>> > `smooth.spline`:
>> >
>> > require(grofit)
>> > mytime <- as.matrix(read.table('time.txt'))
>> > mydata <- read.csv('data.csv')
>> > dimnames(mytime) <- NULL
>> > fits <- gcFit(mytime, mydata, grofit.control(
>> >   interactive=FALSE, # don't ask if the graphs look OK
>> >   nboot.gc=1000,     # number of bootstraps
>> >   fit.opt="s"        # just do splines, no models
>> > ))
>> >
>> > = 1. growth curve =================================
>> > ----------------------------------------------------
>> > = 2. growth curve =================================
>> > ----------------------------------------------------
>> > = 3. growth curve =================================
>> > ----------------------------------------------------
>> > Error in smooth.spline(time, data, spar = control$smooth.gc) :
>> >   'tol' must be strictly positive and finite
>> > Error in gcFitSpline(time.cur, data.cur, gcID, control.change) :
>> >   object 'y.spl' not found
>> >
>> > That error usually occurs at some point, though I've run through all 17
>> > successfully a couple times. The documentation says:
>> >
>> >> smooth.gc: Parameter describing the smoothness of the spline fit;
>> >> usually (not necessary) in (0;1]. Set ‘smooth.gc=NULL’ causes the
>> >> program to query an optimal value via cross validation techniques.
>> >> Note: This is partly experimental. In future improved implementations

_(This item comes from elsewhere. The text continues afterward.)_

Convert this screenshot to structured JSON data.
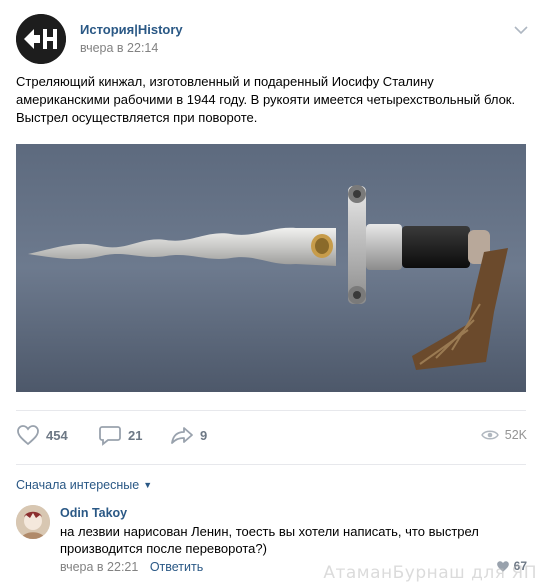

>> >> of the ‘smooth.spline’ function may lead to different results. See
>> >> documentation of the R function ‘smooth.spline’ for further details.
>> >> Especially for datasets with few data points the option ‘NULL’ might
>> >> result in a too small smoothing parameter, which produces an error in
>> >> ‘smooth.spline’. In that case the usage of a fixed value is
>> >> recommended. Default: ‘NULL’.
>> >
>> > I tried setting different values (0.1, 0.5, 0.9, 1, 10) and they all
>> > cause the same error. If instead I use the `gcBootSpline` function
>> > directly, it gives a different error about the number of bootstraps
>> > being 0, when they clearly aren't:
>> >
>> > fits <- gcBootSpline(mytime, mydata, grofit.control(nboot.gc=1000))
>> >
>> > Error in gcBootSpline(mytime, mydata, grofit.control(nboot.gc =
>> > 1000)) : Number of bootstrap samples is zero! See grofit.control()
>> >
>> > Am I using these right? Is there something about the data that would
>> > make it un-fittable?
>> > Jeff
>> > ______________________________________________
>> > [hidden email] mailing list -- To UNSUBSCRIBE and more, see
>> > https://stat.ethz.ch/mailman/listinfo/r-help
>> > PLEASE do read the posting guide http://www.R-project.org/posting-guide.html
>> > and provide commented, minimal, self-contained, reproducible code.

______________________________________________
[hidden email] mailing list -- To UNSUBSCRIBE and more, see
https://stat.ethz.ch/mailman/listinfo/r-help
PLEASE do read the posting guide http://www.R-project.org/posting-guide.html
and provide commented, minimal, self-contained, reproducible code.